### THE PROBLEM
Return each line of the data below verbatim; pictures are to be left out.

### MATERIAL PROVIDED
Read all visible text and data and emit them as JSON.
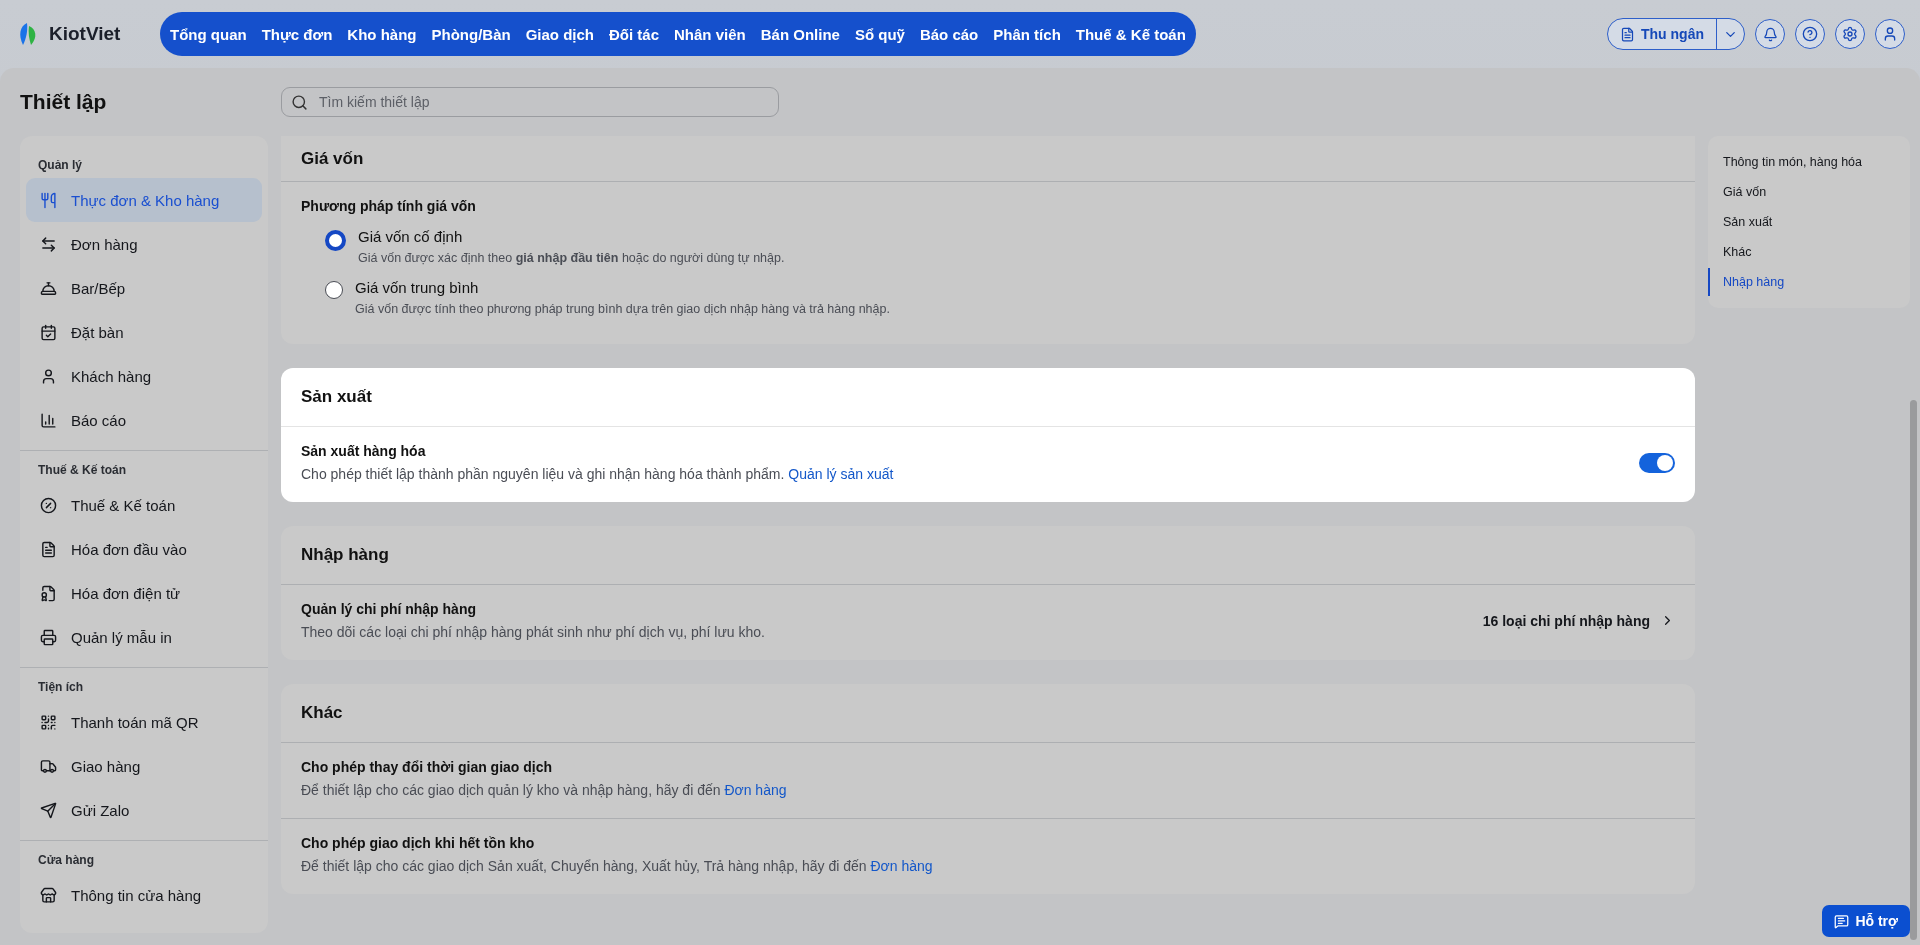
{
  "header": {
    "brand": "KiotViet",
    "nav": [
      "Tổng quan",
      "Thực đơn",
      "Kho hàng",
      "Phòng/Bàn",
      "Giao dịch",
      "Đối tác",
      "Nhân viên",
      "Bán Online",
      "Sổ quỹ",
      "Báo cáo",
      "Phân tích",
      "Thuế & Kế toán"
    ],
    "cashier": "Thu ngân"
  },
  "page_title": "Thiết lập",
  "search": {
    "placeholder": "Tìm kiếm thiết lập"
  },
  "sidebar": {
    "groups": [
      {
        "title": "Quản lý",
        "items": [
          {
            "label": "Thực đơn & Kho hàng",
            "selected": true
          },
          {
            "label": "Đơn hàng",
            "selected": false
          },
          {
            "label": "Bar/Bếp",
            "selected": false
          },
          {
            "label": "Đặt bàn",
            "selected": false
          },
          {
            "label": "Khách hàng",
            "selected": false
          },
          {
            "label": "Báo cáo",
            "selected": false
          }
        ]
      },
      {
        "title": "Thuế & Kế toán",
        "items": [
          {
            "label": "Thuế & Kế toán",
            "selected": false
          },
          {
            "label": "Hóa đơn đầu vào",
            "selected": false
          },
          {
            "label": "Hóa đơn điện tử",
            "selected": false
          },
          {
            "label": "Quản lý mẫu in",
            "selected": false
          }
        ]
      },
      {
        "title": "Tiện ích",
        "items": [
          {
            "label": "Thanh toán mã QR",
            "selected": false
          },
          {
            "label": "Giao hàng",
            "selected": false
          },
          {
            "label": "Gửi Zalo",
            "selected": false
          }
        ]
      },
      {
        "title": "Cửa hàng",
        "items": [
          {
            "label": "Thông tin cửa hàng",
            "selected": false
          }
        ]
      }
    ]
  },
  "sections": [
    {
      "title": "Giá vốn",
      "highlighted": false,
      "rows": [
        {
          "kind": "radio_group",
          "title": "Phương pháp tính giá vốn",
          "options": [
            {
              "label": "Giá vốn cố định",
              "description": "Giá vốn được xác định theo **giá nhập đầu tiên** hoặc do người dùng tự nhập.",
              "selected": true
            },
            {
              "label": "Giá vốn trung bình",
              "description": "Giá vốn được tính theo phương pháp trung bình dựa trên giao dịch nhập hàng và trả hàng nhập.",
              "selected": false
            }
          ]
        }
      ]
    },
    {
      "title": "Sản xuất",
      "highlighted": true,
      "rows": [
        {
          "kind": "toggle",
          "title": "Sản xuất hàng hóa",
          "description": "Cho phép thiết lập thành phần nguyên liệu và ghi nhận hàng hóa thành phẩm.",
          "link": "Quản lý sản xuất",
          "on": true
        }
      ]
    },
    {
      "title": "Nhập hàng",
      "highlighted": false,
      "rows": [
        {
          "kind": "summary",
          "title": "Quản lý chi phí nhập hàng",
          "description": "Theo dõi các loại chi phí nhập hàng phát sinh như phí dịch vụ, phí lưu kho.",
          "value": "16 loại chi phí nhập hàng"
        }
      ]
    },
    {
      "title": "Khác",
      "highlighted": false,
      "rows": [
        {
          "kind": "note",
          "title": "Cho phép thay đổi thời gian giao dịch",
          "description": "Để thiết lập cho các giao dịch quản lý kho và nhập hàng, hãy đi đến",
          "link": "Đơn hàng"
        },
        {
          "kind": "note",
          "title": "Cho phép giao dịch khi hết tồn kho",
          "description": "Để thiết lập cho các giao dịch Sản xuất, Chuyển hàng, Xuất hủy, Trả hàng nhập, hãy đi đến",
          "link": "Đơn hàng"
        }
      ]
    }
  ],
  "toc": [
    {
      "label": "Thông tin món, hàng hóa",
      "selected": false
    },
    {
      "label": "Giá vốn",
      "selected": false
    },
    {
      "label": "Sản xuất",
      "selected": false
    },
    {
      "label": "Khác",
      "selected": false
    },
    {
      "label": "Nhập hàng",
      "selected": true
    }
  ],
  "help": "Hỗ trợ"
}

### EXERCISE OUTPUT
Read all visible text and data and emit them as JSON.
{
  "header": {
    "brand": "KiotViet",
    "nav": [
      "Tổng quan",
      "Thực đơn",
      "Kho hàng",
      "Phòng/Bàn",
      "Giao dịch",
      "Đối tác",
      "Nhân viên",
      "Bán Online",
      "Sổ quỹ",
      "Báo cáo",
      "Phân tích",
      "Thuế & Kế toán"
    ],
    "cashier": "Thu ngân"
  },
  "page_title": "Thiết lập",
  "search": {
    "placeholder": "Tìm kiếm thiết lập"
  },
  "sidebar": {
    "groups": [
      {
        "title": "Quản lý",
        "items": [
          {
            "label": "Thực đơn & Kho hàng",
            "selected": true
          },
          {
            "label": "Đơn hàng",
            "selected": false
          },
          {
            "label": "Bar/Bếp",
            "selected": false
          },
          {
            "label": "Đặt bàn",
            "selected": false
          },
          {
            "label": "Khách hàng",
            "selected": false
          },
          {
            "label": "Báo cáo",
            "selected": false
          }
        ]
      },
      {
        "title": "Thuế & Kế toán",
        "items": [
          {
            "label": "Thuế & Kế toán",
            "selected": false
          },
          {
            "label": "Hóa đơn đầu vào",
            "selected": false
          },
          {
            "label": "Hóa đơn điện tử",
            "selected": false
          },
          {
            "label": "Quản lý mẫu in",
            "selected": false
          }
        ]
      },
      {
        "title": "Tiện ích",
        "items": [
          {
            "label": "Thanh toán mã QR",
            "selected": false
          },
          {
            "label": "Giao hàng",
            "selected": false
          },
          {
            "label": "Gửi Zalo",
            "selected": false
          }
        ]
      },
      {
        "title": "Cửa hàng",
        "items": [
          {
            "label": "Thông tin cửa hàng",
            "selected": false
          }
        ]
      }
    ]
  },
  "sections": [
    {
      "title": "Giá vốn",
      "highlighted": false,
      "rows": [
        {
          "kind": "radio_group",
          "title": "Phương pháp tính giá vốn",
          "options": [
            {
              "label": "Giá vốn cố định",
              "description": "Giá vốn được xác định theo **giá nhập đầu tiên** hoặc do người dùng tự nhập.",
              "selected": true
            },
            {
              "label": "Giá vốn trung bình",
              "description": "Giá vốn được tính theo phương pháp trung bình dựa trên giao dịch nhập hàng và trả hàng nhập.",
              "selected": false
            }
          ]
        }
      ]
    },
    {
      "title": "Sản xuất",
      "highlighted": true,
      "rows": [
        {
          "kind": "toggle",
          "title": "Sản xuất hàng hóa",
          "description": "Cho phép thiết lập thành phần nguyên liệu và ghi nhận hàng hóa thành phẩm.",
          "link": "Quản lý sản xuất",
          "on": true
        }
      ]
    },
    {
      "title": "Nhập hàng",
      "highlighted": false,
      "rows": [
        {
          "kind": "summary",
          "title": "Quản lý chi phí nhập hàng",
          "description": "Theo dõi các loại chi phí nhập hàng phát sinh như phí dịch vụ, phí lưu kho.",
          "value": "16 loại chi phí nhập hàng"
        }
      ]
    },
    {
      "title": "Khác",
      "highlighted": false,
      "rows": [
        {
          "kind": "note",
          "title": "Cho phép thay đổi thời gian giao dịch",
          "description": "Để thiết lập cho các giao dịch quản lý kho và nhập hàng, hãy đi đến",
          "link": "Đơn hàng"
        },
        {
          "kind": "note",
          "title": "Cho phép giao dịch khi hết tồn kho",
          "description": "Để thiết lập cho các giao dịch Sản xuất, Chuyển hàng, Xuất hủy, Trả hàng nhập, hãy đi đến",
          "link": "Đơn hàng"
        }
      ]
    }
  ],
  "toc": [
    {
      "label": "Thông tin món, hàng hóa",
      "selected": false
    },
    {
      "label": "Giá vốn",
      "selected": false
    },
    {
      "label": "Sản xuất",
      "selected": false
    },
    {
      "label": "Khác",
      "selected": false
    },
    {
      "label": "Nhập hàng",
      "selected": true
    }
  ],
  "help": "Hỗ trợ"
}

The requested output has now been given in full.